Just found this blog post. Interesting points you bring up. I can definitely see how Bear might have a credibility problem, however, I would also point out two major achievements that proves he is the real deal.

1.) One of the youngest to climb Mount Everest.

2.) Member of the UK's SAS.

Anybody who understands what those two achievements are knows that they are not easily faked and near impossible to attain by most.

Unfortunately, with televsion, the more controversy, the higher the ratings.

However, anyone who doubts Bear's credibility would best be served to investigate his past achievements to see he is indeed the real deal.

Ken said...

Bear Grylls is not 'just' a celebrity who filmed the advert. He's a big supporter of Alpha and recently said: "I have seen the course help change and heal so many people’s lives. It leads people to Jesus in a personal unreligious way."
The reason Bear's in the advert, is because he's a member of HTB church, where Alpha was 'born'. Also, his vicar Nicky Gumbel (who developed the course), is one of his good friends. Bear just wanted to support his church and help his friends by doing this Alpha promo. And of course because of what he said, namely that it leads people to Jesus.

Btw, makes me remember an interview with Bear and Nicky Gumbel at HTB, where Gumbel asked Bear why he did the advert and what Alpha means to him. Bear's answer made me laugh: "Well... we were playing squash, and I said: 'If you win this next game, I'll do the advert for you!' And I've never seen Nicky raise his game of squash to that level...! :-) No, I did it because I've seen Alpha touch so many people's lives over the years and I've seen it encourage people find a simple faith. And I wanted to encourage that, because I believe in what it brings to people."
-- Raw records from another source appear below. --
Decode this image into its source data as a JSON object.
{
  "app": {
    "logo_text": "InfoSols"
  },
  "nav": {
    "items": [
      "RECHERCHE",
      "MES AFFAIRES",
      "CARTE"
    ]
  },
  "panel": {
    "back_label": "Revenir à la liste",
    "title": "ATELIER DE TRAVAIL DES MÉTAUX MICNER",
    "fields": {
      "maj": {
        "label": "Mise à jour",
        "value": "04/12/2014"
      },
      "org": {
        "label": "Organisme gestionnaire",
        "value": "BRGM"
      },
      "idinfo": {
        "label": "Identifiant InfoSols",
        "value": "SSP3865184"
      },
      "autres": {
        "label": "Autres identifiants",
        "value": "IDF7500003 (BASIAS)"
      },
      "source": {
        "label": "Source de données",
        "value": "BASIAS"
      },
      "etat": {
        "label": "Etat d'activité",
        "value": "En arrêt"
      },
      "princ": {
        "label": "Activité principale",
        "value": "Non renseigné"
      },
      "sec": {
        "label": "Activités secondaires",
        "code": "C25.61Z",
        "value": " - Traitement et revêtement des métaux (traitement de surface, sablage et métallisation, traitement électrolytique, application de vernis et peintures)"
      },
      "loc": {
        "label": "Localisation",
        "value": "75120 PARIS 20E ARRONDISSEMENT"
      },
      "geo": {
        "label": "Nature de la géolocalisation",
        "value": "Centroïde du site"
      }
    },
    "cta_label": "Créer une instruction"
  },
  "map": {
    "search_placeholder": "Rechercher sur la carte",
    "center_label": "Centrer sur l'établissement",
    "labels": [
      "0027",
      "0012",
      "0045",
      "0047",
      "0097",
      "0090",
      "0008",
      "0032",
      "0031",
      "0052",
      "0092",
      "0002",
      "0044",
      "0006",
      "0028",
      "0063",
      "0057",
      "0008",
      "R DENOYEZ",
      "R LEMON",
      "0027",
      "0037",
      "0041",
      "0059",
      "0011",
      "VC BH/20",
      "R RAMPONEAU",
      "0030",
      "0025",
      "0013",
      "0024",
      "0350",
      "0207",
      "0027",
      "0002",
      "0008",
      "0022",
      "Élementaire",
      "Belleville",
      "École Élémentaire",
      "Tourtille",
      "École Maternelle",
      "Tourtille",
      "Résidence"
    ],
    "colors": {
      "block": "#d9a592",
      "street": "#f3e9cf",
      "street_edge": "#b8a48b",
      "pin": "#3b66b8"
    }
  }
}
Doesn't sound too bad to me!

Ken said...

Btw I'm not the same Ken as above!